The Habs have locked up another one of their 2017 draft picks by signing defenceman Cale Fleury to a three-year, entry-level contract. Despite their stated commitment to providing contract information, financial terms of the deal were not disclosed.
Fleury was Montreal’s third-round pick (87th overall) in that draft class. He slid down the board due to the fact he played for a very bad team in Kootenay that year and his -61 rating that season wasn’t pretty, to say the least.
Things went better for the 19-year-old last season, however. He started off well with the Ice before being dealt to Regina, who was hosting the Memorial Cup. He suited up in 51 regular season games with the Pats, collecting 41 points while adding four helpers in seven postseason contests and one assist in five games in the Memorial Cup.
While Fleury was eligible to return for another year of junior, the Canadiens feel that he’s best served starting his professional career now. As a late-1998 player, he’s eligible to turn pro now even though he will still be 19 for another month and a half.
Although he is 19, Fleury’s contract should not qualify to slide a year. Section 9.1(d)(1) of the CBA reads as follows (emphasis is mine):
In the event that an 18 year old or 19 year old Player signs an SPC with a Club but does not play at least ten (10) NHL Games in the first season under that SPC, the term of his SPC and his number of years in the Entry Level System shall be extended for a period of one (1) year, except that this automatic extension will not apply to a Player who is 19 according to Section 9.2 by virtue of turning 20 between September 16 and December 31 in the year in which he first signs an SPC.
(Section 9.2 mentions that September 15th is the date used to determine players’ age for the purposes of signing a contract.)
As Fleury turns 20 between September 16 and December 31 in the year he signed and is 19 under the Section 9.2 definition for determining his age, he falls into the category where the automatic extension does not apply.

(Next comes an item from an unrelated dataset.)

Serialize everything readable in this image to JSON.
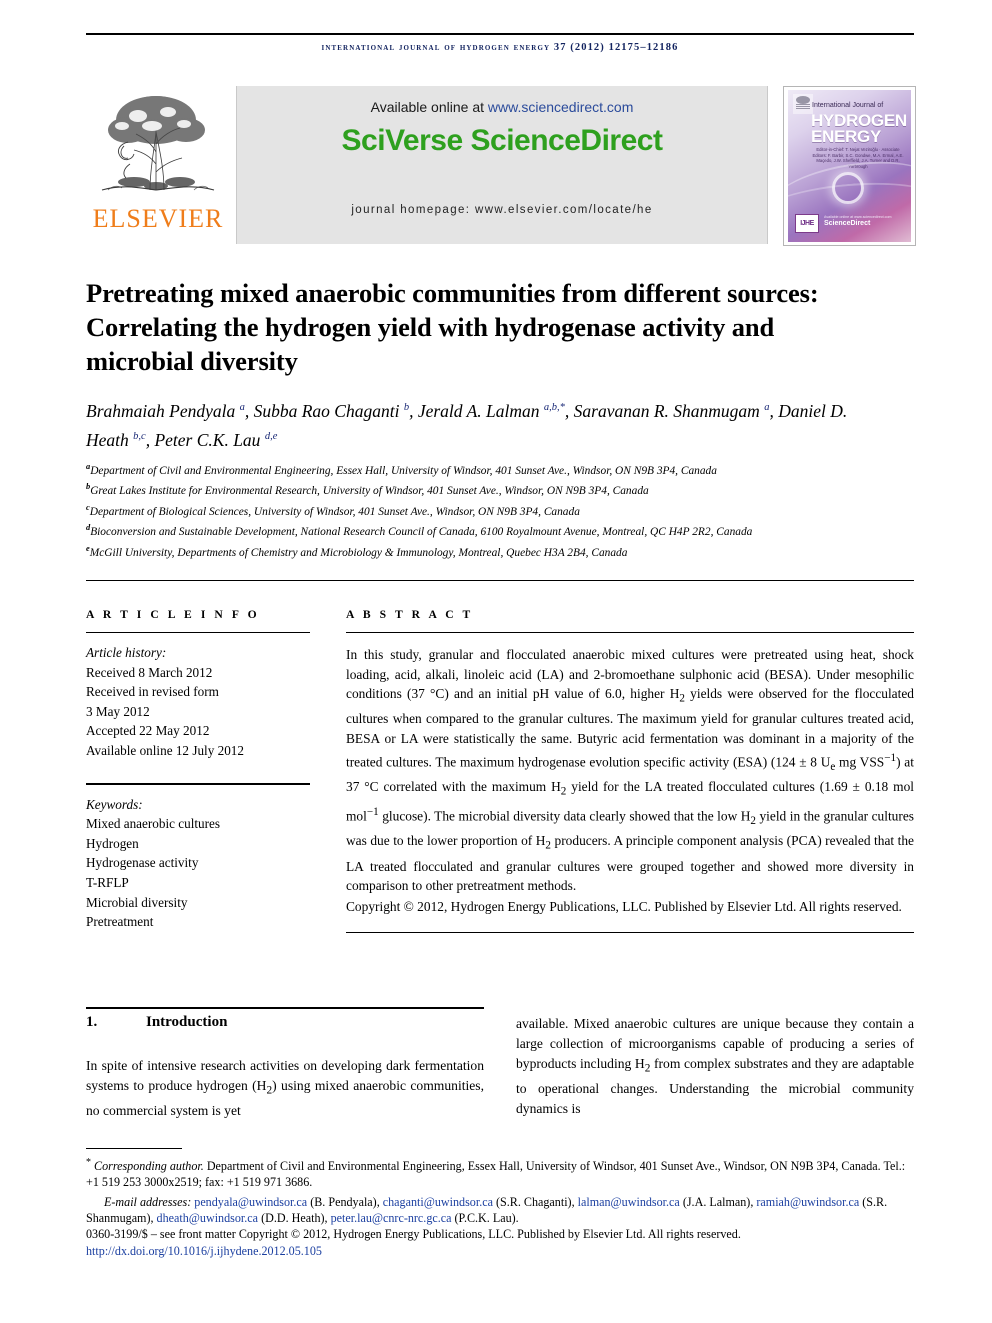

This differs from Nikita Scherbak (a December 30 birthdate) as Scherbak signed at 18, not 19. Same with Brett Lernout (September 24) as he signed at 18, not 19 which allowed for the slide.